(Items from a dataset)

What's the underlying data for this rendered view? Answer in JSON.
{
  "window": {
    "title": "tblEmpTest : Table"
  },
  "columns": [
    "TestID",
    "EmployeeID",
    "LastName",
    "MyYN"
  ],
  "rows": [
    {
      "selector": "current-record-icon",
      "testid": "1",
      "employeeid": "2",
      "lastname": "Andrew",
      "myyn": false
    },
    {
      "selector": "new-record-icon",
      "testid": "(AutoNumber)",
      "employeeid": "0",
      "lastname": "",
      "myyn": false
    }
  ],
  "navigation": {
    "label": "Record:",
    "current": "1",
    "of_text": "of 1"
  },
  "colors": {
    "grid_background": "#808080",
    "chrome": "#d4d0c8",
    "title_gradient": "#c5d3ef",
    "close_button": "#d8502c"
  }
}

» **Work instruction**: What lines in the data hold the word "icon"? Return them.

» **Exercise answer**:
      "selector": "current-record-icon",
      "selector": "new-record-icon",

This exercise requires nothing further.